• Data about app and page elements:
*** Begin section ***
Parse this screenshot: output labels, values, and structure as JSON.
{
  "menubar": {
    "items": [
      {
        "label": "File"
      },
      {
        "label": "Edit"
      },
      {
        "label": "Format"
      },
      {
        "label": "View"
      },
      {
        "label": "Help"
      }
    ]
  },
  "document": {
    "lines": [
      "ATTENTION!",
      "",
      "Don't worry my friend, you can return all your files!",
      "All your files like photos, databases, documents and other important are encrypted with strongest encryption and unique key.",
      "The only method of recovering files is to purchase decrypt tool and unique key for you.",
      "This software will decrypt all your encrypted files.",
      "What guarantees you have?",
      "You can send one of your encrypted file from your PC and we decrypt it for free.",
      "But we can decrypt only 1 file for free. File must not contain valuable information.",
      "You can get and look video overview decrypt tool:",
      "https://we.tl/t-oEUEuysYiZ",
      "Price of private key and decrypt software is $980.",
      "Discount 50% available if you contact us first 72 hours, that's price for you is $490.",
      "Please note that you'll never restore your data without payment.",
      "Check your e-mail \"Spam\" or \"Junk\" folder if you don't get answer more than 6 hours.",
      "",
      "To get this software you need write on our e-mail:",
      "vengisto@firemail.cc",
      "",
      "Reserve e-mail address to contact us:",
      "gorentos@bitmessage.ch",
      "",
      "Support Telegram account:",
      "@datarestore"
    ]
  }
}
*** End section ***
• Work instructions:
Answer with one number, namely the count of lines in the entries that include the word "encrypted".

• Written response:
3